“This type of behaviour has no place in Glencore, and the board, management team and I are very clear about the culture that we want and our commitment to be a responsible and ethical operator wherever we work.”
Glencore hopes to resolve the UK, US and Brazilian investigations this year and has set aside US$1.5 billion.
Investigations in Switzerland and the Netherlands remain ongoing.
In the US, the US$1.1 billion covers a US$700 million reparation relating to a bribery probe and a further US$486 million over allegations of market manipulation.
On top of this, about US$166 million in fines was agreed, which will be credited to a parallel investigation by the UK Serious Fraud Office.
In Brazil, Glencore has set aside US$40 million to resolve a bribery probe.
Natural Resource Governance Institute adviser Alexandra Gillies said the actions of the global player were detrimental to particularly lower economically developed countries around the world.
“These are some of the poorest countries in the world, countries where citizens have suffered the terrible costs of corruption for many years,” she said.
Many experts believe the US$1.5 billion bill is not enough, with Glencore expected to earn more than US$17 billion this year, alone – a meaning it would make-back the US$1.5 billion in less than five weeks.
The investigations have overshadowed Glencore’s former chief executive officer Ivan Glasenberg, who is now worth almost US$9 billion.

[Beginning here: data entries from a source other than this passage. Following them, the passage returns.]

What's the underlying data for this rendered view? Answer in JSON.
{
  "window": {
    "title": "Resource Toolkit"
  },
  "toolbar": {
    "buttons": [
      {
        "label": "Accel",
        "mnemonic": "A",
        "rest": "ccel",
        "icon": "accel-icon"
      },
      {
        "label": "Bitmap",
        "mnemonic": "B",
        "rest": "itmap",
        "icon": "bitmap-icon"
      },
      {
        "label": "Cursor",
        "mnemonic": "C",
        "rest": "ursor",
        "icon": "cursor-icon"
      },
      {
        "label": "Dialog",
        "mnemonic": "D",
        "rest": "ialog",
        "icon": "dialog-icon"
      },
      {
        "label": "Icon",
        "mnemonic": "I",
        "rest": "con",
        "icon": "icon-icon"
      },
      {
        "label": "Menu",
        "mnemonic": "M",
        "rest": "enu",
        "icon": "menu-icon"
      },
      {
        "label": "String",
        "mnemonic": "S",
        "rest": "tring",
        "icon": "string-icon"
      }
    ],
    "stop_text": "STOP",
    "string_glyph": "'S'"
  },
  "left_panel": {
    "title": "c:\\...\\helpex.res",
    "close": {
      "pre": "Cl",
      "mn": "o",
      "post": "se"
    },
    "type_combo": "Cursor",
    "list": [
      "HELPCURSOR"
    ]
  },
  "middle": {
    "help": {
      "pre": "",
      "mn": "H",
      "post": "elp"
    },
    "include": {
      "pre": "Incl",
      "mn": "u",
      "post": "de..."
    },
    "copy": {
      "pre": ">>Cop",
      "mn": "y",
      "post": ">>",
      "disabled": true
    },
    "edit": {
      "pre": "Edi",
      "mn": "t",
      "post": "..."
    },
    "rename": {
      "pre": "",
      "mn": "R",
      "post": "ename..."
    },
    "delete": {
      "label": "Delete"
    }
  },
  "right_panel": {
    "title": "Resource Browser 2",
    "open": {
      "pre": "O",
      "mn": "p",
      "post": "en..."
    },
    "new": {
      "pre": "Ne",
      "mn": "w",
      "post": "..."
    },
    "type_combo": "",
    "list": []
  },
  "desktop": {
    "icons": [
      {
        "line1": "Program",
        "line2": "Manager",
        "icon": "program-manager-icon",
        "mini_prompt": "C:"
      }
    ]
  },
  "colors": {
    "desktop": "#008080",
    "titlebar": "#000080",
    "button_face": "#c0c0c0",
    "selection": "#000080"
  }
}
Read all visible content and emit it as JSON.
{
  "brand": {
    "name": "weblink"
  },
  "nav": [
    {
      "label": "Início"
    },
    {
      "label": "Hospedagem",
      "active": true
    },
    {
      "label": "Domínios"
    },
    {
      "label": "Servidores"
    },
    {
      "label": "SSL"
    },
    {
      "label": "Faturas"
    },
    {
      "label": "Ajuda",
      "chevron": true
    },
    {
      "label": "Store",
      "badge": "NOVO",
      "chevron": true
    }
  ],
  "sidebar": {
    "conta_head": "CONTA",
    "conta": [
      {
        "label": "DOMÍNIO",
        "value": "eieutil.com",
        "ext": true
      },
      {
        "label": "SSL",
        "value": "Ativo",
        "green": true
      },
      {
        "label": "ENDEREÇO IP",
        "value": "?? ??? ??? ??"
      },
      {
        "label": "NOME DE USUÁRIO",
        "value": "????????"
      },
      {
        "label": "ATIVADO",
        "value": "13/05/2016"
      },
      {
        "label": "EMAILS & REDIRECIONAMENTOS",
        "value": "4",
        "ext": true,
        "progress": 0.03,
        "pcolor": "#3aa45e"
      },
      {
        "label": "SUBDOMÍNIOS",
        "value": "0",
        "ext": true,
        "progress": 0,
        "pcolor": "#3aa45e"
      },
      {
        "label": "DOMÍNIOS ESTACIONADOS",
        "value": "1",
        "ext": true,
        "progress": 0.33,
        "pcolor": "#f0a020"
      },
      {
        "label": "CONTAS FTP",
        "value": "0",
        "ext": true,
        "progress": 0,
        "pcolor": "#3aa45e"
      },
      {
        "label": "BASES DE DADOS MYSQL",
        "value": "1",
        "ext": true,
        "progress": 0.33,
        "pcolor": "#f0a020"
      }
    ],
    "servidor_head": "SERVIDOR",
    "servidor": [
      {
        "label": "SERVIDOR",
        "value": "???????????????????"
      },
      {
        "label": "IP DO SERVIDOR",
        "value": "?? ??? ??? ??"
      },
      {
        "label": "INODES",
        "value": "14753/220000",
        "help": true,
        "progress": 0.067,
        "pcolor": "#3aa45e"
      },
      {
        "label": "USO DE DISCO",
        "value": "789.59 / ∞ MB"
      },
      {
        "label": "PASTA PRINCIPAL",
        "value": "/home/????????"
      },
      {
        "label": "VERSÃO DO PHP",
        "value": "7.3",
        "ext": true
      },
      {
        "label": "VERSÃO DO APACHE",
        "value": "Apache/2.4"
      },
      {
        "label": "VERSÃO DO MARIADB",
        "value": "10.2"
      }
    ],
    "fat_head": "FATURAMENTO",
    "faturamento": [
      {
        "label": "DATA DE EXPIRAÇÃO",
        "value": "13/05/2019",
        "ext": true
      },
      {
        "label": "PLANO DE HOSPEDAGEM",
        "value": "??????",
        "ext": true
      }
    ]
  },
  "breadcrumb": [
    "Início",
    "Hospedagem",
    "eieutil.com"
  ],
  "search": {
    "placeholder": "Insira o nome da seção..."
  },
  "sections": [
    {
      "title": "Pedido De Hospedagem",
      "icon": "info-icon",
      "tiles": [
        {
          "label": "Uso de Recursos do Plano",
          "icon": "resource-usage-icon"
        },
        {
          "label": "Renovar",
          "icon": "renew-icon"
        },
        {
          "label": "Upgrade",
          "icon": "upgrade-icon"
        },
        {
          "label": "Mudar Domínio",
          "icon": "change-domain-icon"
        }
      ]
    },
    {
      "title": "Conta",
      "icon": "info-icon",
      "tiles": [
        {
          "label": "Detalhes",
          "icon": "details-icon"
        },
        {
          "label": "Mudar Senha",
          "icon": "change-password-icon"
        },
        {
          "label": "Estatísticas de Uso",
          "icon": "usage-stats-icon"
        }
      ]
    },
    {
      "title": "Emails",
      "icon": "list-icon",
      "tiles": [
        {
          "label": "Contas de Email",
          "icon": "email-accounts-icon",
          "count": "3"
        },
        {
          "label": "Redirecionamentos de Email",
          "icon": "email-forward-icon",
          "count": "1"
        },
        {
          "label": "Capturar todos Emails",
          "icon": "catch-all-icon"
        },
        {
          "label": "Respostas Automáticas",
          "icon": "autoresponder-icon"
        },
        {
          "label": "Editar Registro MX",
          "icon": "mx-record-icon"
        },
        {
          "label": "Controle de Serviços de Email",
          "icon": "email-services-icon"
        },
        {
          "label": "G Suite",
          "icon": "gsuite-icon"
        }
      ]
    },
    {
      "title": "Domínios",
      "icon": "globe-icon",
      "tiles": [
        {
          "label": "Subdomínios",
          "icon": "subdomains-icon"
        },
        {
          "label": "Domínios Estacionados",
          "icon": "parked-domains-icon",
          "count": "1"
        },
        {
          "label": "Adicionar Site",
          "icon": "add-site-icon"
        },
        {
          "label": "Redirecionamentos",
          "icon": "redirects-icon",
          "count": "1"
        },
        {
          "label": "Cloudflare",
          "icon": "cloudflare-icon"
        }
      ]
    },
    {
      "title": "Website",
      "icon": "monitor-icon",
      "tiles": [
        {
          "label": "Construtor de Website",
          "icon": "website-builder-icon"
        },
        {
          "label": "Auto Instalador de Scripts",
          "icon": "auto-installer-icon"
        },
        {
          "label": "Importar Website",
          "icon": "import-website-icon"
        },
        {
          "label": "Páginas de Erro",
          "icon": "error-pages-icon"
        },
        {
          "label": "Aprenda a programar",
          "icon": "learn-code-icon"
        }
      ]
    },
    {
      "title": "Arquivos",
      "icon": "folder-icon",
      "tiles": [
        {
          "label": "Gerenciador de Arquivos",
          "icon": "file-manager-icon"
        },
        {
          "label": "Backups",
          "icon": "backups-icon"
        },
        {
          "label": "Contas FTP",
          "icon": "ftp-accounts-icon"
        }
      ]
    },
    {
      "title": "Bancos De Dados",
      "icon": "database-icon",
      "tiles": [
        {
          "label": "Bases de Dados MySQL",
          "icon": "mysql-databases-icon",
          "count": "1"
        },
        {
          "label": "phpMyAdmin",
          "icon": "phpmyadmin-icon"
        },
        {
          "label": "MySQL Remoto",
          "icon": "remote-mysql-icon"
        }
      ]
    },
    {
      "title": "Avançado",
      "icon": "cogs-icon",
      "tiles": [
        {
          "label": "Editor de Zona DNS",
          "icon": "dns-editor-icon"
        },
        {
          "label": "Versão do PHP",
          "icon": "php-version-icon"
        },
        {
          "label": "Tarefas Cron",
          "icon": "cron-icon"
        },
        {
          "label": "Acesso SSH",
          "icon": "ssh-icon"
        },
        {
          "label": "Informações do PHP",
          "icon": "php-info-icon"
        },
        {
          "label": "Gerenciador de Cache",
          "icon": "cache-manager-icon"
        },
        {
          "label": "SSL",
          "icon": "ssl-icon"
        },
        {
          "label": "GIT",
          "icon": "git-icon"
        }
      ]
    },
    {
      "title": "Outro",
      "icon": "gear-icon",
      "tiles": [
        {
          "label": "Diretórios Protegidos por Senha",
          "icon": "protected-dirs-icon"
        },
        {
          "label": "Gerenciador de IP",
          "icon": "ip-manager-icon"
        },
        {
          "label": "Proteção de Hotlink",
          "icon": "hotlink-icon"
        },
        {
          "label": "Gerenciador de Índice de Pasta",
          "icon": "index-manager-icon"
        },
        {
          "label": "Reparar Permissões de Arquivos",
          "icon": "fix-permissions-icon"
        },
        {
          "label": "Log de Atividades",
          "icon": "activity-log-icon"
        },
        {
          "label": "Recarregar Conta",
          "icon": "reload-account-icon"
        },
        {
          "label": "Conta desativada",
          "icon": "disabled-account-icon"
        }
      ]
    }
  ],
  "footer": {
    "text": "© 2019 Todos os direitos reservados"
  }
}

Although yet to be singled out for legal action regarding the bribery and commodity manipulation allegations, Mr Glasenberg passed over the leadership role last year to Gary Nagle.
RBC Capital Markets analyst Tyler Broda said Glencore has learned its lesson.
“It will continue to operate in challenging jurisdictions, where risks from variant legal regimes will remain, but the lessons learnt from this both from a monetary perspective, but more from the ESG implications the company has faced for the last few years, are not likely to be soon forgotten by management,” he said.
“Glencore’s trading business is now much more reliant on its own infrastructure and long-term partnerships for profitability than it was 10 years ago, and we think this, and a wider cultural shift around marketing’s place within a public company, makes the risks around new fines or investigations as low.”
A sentencing hearing in the UK is scheduled for 21 June.